Over the past five years, a downtown-based nonprofit has bused more than 1,000 homeless people out of San Diego in hopes of reuniting them with friends and family.
The Family Reunification Program — established in 2012 by the Downtown San Diego Partnership — gives homeless downtown a free Greyhound bus ticket to anywhere in the nation if they can prove someone on the receiving end is willing to support them.
Yet, with little data showing how individuals fare once reaching their destinations, homeless advocates are concerned about the program’s value.
“Reunifying someone with friends or family doesn’t necessarily solve their homelessness, especially if that friend or family member is on the fringe of poverty themselves,” said Michael McConnell, an advocate and former vice president of the Regional Task Force on the Homeless. “Is there three-, six-, 12-month tracking where you’re looking at if that person’s stable?”
Angela Wells, a spokeswoman for the nonprofit, said the group’s staff knows the program isn’t an “end all, be all solution to homelessness,” but said it has been successful thus far reuniting hundreds of people with their families.
“Everybody needs a support system, and if that means you need to get back to Ohio to get it, so be it,” Wells said.
The partnership was established to support and promote downtown businesses.
The group has spent $168,000 on bus tickets since 2012 — an average of about $160 per person — all funded through a sponsorship with Sharp HealthCare and contributions from the county and San Diego companies.
Homeless people downtown typically find out about the service by word of mouth or at St. Vincent de Paul Village, an assistance center where a representative from Travelers Aid, a national nonprofit, assesses cases in coordination with the Downtown Partnership.
Physically and mentally able homeless individuals who qualify spend a few hours working with a Downtown Partnership program called Clean and Safe to clean up downtown streets or in the organization’s office in exchange for a ticket. The qualification process is based on self-reporting.

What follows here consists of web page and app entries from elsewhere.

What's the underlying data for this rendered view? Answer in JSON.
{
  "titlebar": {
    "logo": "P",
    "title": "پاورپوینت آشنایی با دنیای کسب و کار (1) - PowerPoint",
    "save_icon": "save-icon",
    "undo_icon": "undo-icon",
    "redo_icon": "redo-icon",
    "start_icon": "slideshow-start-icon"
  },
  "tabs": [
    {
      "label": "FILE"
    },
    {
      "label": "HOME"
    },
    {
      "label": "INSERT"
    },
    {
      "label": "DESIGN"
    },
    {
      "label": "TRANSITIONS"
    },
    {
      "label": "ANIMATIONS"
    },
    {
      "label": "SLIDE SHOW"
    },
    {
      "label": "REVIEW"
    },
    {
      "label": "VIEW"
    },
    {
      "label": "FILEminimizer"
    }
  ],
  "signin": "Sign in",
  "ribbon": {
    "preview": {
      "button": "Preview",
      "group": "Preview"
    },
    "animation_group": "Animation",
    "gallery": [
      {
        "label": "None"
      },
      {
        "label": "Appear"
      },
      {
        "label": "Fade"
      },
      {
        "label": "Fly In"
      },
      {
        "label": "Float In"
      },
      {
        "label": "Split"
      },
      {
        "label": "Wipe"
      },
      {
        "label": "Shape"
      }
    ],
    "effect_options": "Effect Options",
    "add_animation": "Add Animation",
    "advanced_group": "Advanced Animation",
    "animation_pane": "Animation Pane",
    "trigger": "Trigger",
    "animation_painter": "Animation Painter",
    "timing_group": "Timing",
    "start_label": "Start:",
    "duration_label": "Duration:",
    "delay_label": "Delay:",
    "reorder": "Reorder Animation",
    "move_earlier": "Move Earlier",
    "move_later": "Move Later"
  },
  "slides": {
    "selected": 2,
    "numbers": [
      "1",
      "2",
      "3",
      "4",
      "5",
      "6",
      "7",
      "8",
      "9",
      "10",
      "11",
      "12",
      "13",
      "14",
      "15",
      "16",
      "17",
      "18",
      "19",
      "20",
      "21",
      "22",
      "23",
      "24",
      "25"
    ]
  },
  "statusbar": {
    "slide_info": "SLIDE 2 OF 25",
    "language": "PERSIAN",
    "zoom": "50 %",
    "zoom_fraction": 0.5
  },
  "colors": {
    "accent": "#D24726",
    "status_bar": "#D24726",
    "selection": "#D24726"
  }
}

Individuals in need voluntarily fill out questionnaires and give partnership staff contact information for a family member or friend at their desired destination who can verify a willingness to help.
Wells said individuals who receive tickets are asked to call the Downtown Partnership to verify they have arrived safely. Homeless outreach coordinators then reach out again to the traveler three months later to see how well he or she has adjusted.
The coordinators acknowledged the ability to get in contact with individuals varies on a case-by-case basis.
One participant, veteran Tony Davis, was homeless in downtown San Diego for four months before returning home to Richmond, Virginia, through the program.
Like many others, according to Downtown Partnership staff, Davis traveled to San Diego to start over in a new city only to realize how difficult it is to find affordable housing. After returning to Virginia to live with his now wife, he said he hadn’t heard from Downtown Partnership or Travelers Aid staff.
In response to concerns about tracking individuals’ progress, Travelers Aid San Diego President Kathleen Baldwin said there’s only so much they can do.
“A lot of the client base, just because of their circumstances, are transient by nature,” Baldwin said. “Once they’ve left the San Diego area, sometimes it’s possible to reach them again and sometimes it isn’t.”
San Diego’s Family Reunification Program is one of several similar programs across the country offering free bus passes to the homeless. It's not possible to determine how many homeless residents have been given tickets to San Diego because such numbers are not compiled nationally.